Lu Ann Brobst Staheli said...

I laughed right out loud about your automatic database idea! You're right. There is no way they can know you submitted elsewhere unless you tell them. If you're lucky enough to have an editor request the entire manuscript, you can always send a notice of withdrawal to any other publishers you might have queried. You might want to wait until a contract is offered though to be on the safe side. We never want to burn bridges in the publishing world. You never know who will change houses tomorrow!
Lu Ann

Lu Ann Brobst Staheli said...

Good luck and let us know when you get something accepted!
Lu Ann

Heather B. Moore said...

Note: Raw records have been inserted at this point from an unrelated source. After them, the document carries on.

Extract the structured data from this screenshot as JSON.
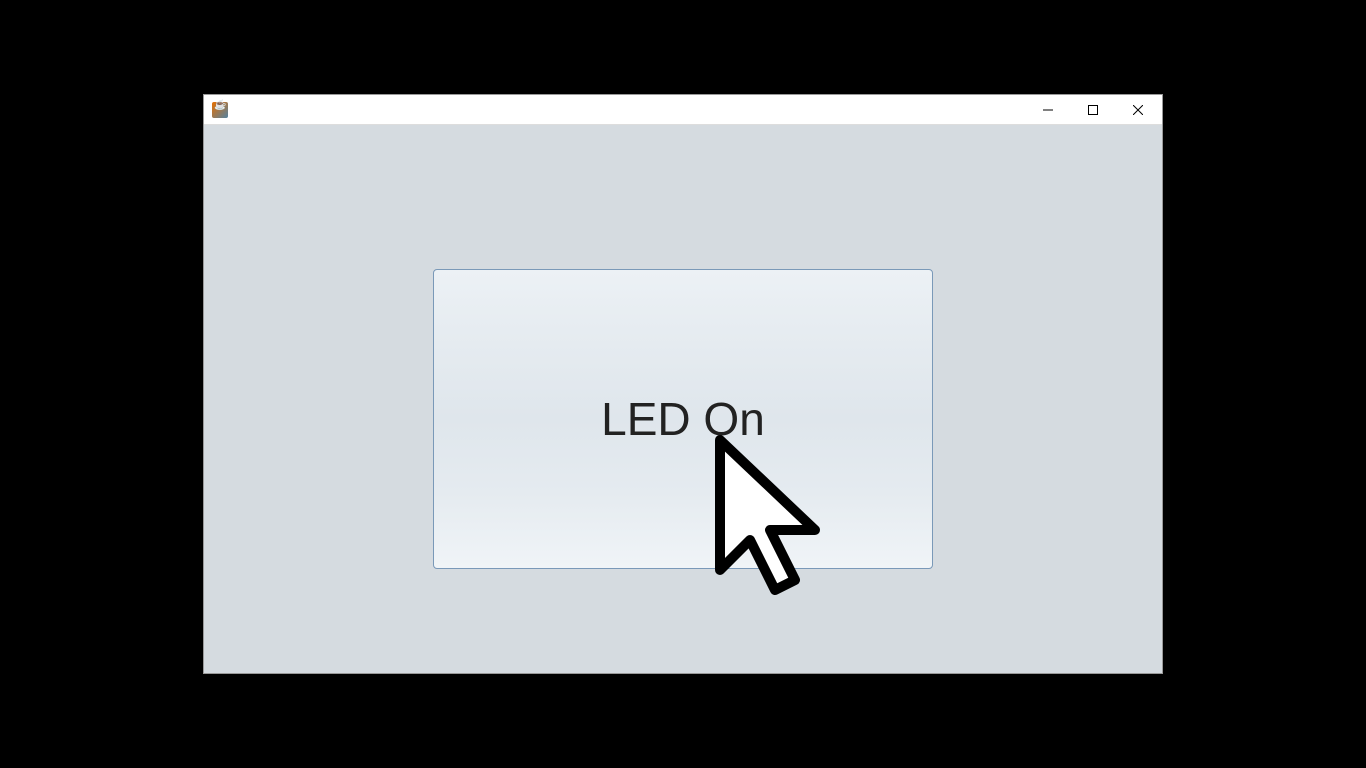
{
  "window": {
    "title": ""
  },
  "button": {
    "label": "LED On"
  }
}
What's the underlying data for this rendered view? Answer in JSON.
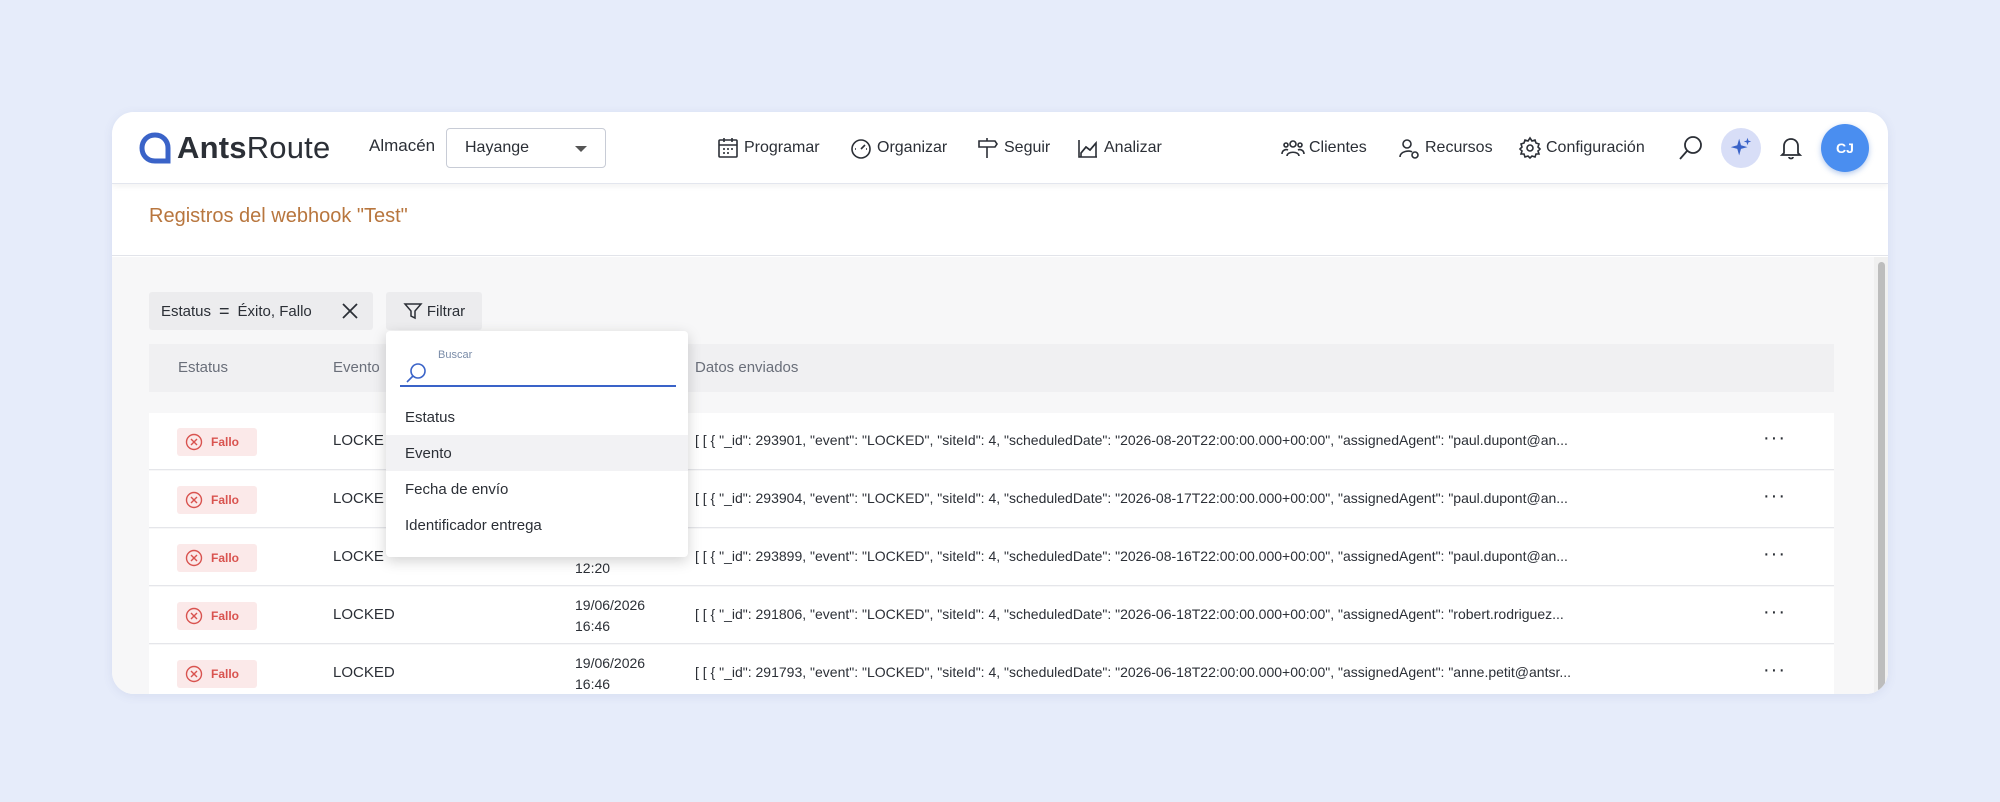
{
  "brand": {
    "name_bold": "Ants",
    "name_rest": "Route"
  },
  "warehouse": {
    "label": "Almacén",
    "value": "Hayange"
  },
  "nav": {
    "programar": "Programar",
    "organizar": "Organizar",
    "seguir": "Seguir",
    "analizar": "Analizar",
    "clientes": "Clientes",
    "recursos": "Recursos",
    "configuracion": "Configuración"
  },
  "user": {
    "initials": "CJ"
  },
  "page": {
    "title": "Registros del webhook \"Test\""
  },
  "filter": {
    "field": "Estatus",
    "operator": "=",
    "value": "Éxito, Fallo",
    "button_label": "Filtrar"
  },
  "table": {
    "headers": {
      "status": "Estatus",
      "event": "Evento",
      "data": "Datos enviados"
    },
    "rows": [
      {
        "status": "Fallo",
        "event": "LOCKE",
        "date": "",
        "time": "",
        "data": "[ [ { \"_id\": 293901, \"event\": \"LOCKED\", \"siteId\": 4, \"scheduledDate\": \"2026-08-20T22:00:00.000+00:00\", \"assignedAgent\": \"paul.dupont@an..."
      },
      {
        "status": "Fallo",
        "event": "LOCKE",
        "date": "",
        "time": "",
        "data": "[ [ { \"_id\": 293904, \"event\": \"LOCKED\", \"siteId\": 4, \"scheduledDate\": \"2026-08-17T22:00:00.000+00:00\", \"assignedAgent\": \"paul.dupont@an..."
      },
      {
        "status": "Fallo",
        "event": "LOCKE",
        "date": "",
        "time": "12:20",
        "data": "[ [ { \"_id\": 293899, \"event\": \"LOCKED\", \"siteId\": 4, \"scheduledDate\": \"2026-08-16T22:00:00.000+00:00\", \"assignedAgent\": \"paul.dupont@an..."
      },
      {
        "status": "Fallo",
        "event": "LOCKED",
        "date": "19/06/2026",
        "time": "16:46",
        "data": "[ [ { \"_id\": 291806, \"event\": \"LOCKED\", \"siteId\": 4, \"scheduledDate\": \"2026-06-18T22:00:00.000+00:00\", \"assignedAgent\": \"robert.rodriguez..."
      },
      {
        "status": "Fallo",
        "event": "LOCKED",
        "date": "19/06/2026",
        "time": "16:46",
        "data": "[ [ { \"_id\": 291793, \"event\": \"LOCKED\", \"siteId\": 4, \"scheduledDate\": \"2026-06-18T22:00:00.000+00:00\", \"assignedAgent\": \"anne.petit@antsr..."
      }
    ],
    "row_action": "···"
  },
  "dropdown": {
    "search_placeholder": "Buscar",
    "options": [
      "Estatus",
      "Evento",
      "Fecha de envío",
      "Identificador entrega"
    ],
    "hovered": "Evento"
  },
  "colors": {
    "accent": "#3a63c8",
    "title": "#b8763e",
    "fail": "#d9534f",
    "fail_bg": "#fbe9e9",
    "avatar": "#4a8ef0"
  }
}
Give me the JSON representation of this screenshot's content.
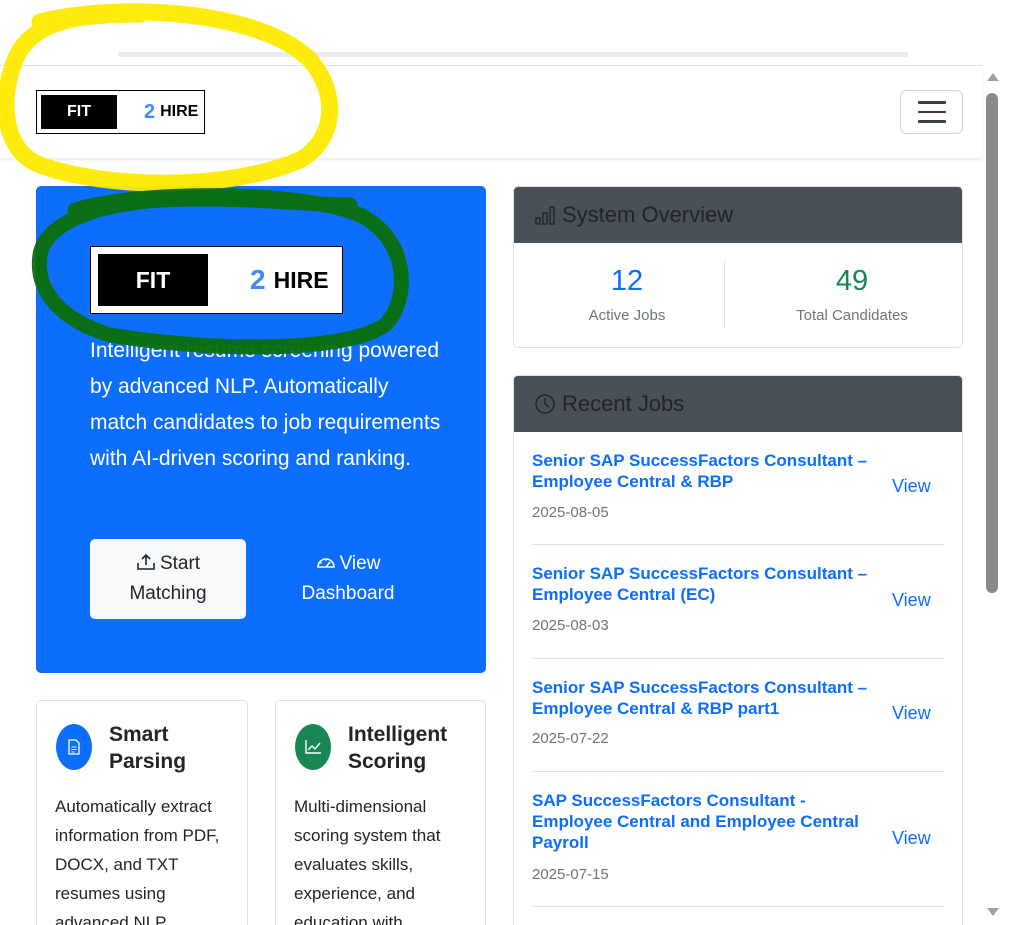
{
  "navbar": {
    "brand": {
      "fit": "FIT",
      "two": "2",
      "hire": "HIRE"
    },
    "menu_icon": "hamburger-menu-icon"
  },
  "hero": {
    "brand": {
      "fit": "FIT",
      "two": "2",
      "hire": "HIRE"
    },
    "description": "Intelligent resume screening powered by advanced NLP. Automatically match candidates to job requirements with AI-driven scoring and ranking.",
    "start_button": {
      "line1": "Start",
      "line2": "Matching",
      "icon": "upload-icon"
    },
    "dashboard_button": {
      "line1": "View",
      "line2": "Dashboard",
      "icon": "speedometer-icon"
    },
    "color": "#0d6efd"
  },
  "features": [
    {
      "title_line1": "Smart",
      "title_line2": "Parsing",
      "icon": "document-icon",
      "color": "#0d6efd",
      "description": "Automatically extract information from PDF, DOCX, and TXT resumes using advanced NLP"
    },
    {
      "title_line1": "Intelligent",
      "title_line2": "Scoring",
      "icon": "graph-up-icon",
      "color": "#198754",
      "description": "Multi-dimensional scoring system that evaluates skills, experience, and education with"
    }
  ],
  "overview": {
    "title": "System Overview",
    "icon": "bar-chart-icon",
    "stats": [
      {
        "value": "12",
        "label": "Active Jobs",
        "color": "#0d6efd"
      },
      {
        "value": "49",
        "label": "Total Candidates",
        "color": "#198754"
      }
    ]
  },
  "recent_jobs": {
    "title": "Recent Jobs",
    "icon": "clock-icon",
    "view_label": "View",
    "jobs": [
      {
        "title_line1": "Senior SAP SuccessFactors Consultant –",
        "title_line2": "Employee Central & RBP",
        "title_line3": "",
        "date": "2025-08-05"
      },
      {
        "title_line1": "Senior SAP SuccessFactors Consultant –",
        "title_line2": "Employee Central (EC)",
        "title_line3": "",
        "date": "2025-08-03"
      },
      {
        "title_line1": "Senior SAP SuccessFactors Consultant –",
        "title_line2": "Employee Central & RBP part1",
        "title_line3": "",
        "date": "2025-07-22"
      },
      {
        "title_line1": "SAP SuccessFactors Consultant -",
        "title_line2": "Employee Central and Employee Central",
        "title_line3": "Payroll",
        "date": "2025-07-15"
      }
    ]
  },
  "annotations": {
    "highlight_yellow": "#ffea00",
    "highlight_green": "#0a6e0a"
  }
}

Celise, Brandon Sanderson (prolific fantasy author) found a publisher first. Then he contacted an agent who he'd queried several times and received helpful feedback from . . . of course that agent was happy to represent him. The agent was, in the future, able to get him bigger deals and series contracts. So it's definately been done both ways! At recent RWA conference, one of the agents told me she had authors contact her AFTER securing a publisher--so that the agent could work a stronger/multiple-deal and the author didn't have to deal with all the legalities.